**Thales of Miletus**

Little is known of Thales. He was born about 624 BC in Miletus, Asia Minor (now Turkey) and died about 546 BC in Miletos, Turkey

The bust shown above is in the Capitoline Museum in Rome but is not contemporary with Thales.

**Thales of Miletus**

Some impression and highlights of his life and work follow:

- Thales of Miletus was the first known Greek philosopher, scientist and mathematician. Some consider him to be the teacher of of Pythagoras, though it may be only that he advised Pythagoras to travel to Egypt and Chaldea.
- From Eudemus of Rhodes (fl ca. 320 B.C) we know that he studied in Egypt and brought these teachings to Greece. He is unanimously ascribed the introduction of mathematical and astronomical sciences into Greece.
- He is unanimously regarded as having been unusally clever--by general agreement the first of the Seven Wise Men, a pupil of the Egyptians and the Chaldeans.
- None of his writing survives; this makes it is difficult to determine his philosophy and to be certain about his mathematical discoveries.
- There is, of course, the story of his successful speculation in oil presses -- as testament to his practical business acumen.
- It is reported that he predicted an eclipse of the Sun on May 28, 585 BC, startling all of Ionia.
- He is credited with five theorems of elementary geometry.

The achievement of Thales, has been represented by historians in two entirely different lights: on the one hand, as a marvelous anticipation of modern scientific thinking, and on the other as nothing but a transparent rationalization of a myth.

According to Guthrie himself, one may say that ``ideas of Thales and other Milesians created a bridge between the two worlds-the world of myth and the world of the mind."

Thales believed that the Earth is a flat disk that floats on an endless expanse of water and all things come to be from water.

But, more preciesly, Thales and the Milesians proceeded from the assumption of a fundamental unity of all material things that is to be found behind their apparent diversity. This is the first recorded monism in history. He also regards the world as alive and thus life and matter to be inseparable.

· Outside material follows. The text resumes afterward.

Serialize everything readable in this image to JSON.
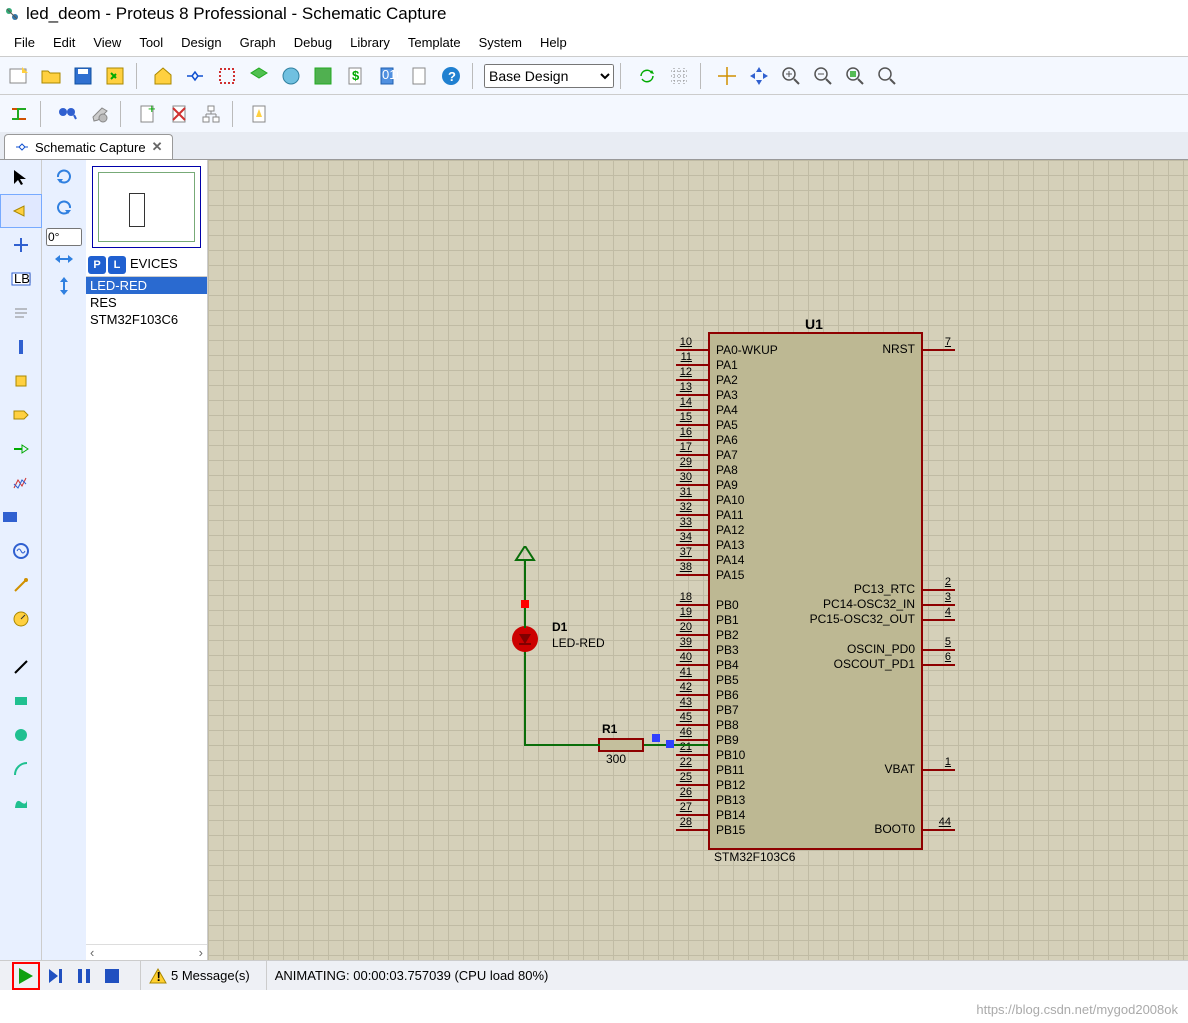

Even plants he feels have a immortal ``soul".

Being asked what was very difficult, he answered, in a famous apophthegm, "To Know Thyself." Asked what was very easy, he answered, "To give advice." To the question, what/who is God?, he answered, "That which has no beginning or no end." (The infinite!!)

So the task of the philosophers was to establish what exactly provided this unity: one said it was water; another, the Boundless; yet another, air.

Thales is believed to have been the teacher of Anaximander and he is the first natural philosopher in the Ionian (Milesian) School.

Thales is also said to have discovered a method of measuring the distance to a ship at sea.

Five basic propositions with proofs of plane geometry are attributed to Thales.

**Proposition.**A circle is bisected by any diameter.**Proposition.**The base angles of an isosceles triangle are equal.**Proposition.**The angles between two intersecting straight lines are equal.**Proposition.**Two triangles are congruent if they have two angles and the included side equal.**Proposition.**An angle in a semicircle is a right angle.

**Thales the Mathematician**

**Proposition.** An angle in a semicircle is a right angle.

**Proof.**

Since there was no clear theory of angles at that time this is no doubt *not* the proof furnished by Thales.

References: 1. Dictionary of Scientific Biography 2. Biography in Encyclopaedia Britannica 3. F Ueberweg, A History of Philosophy, from Thales to the Present Time (1972) (2 Volumes). 4. W K C Guthrie, The Greek Philosophers: From Thales to Aristotle (1975). 5. D R Dicks, Thales, Classical Quarterly 9 (1959), 294-309. 6. T L Heath, A History of Greek Mathematics I (Oxford, 1921).

Mon Feb 3 08:35:49 CST 1997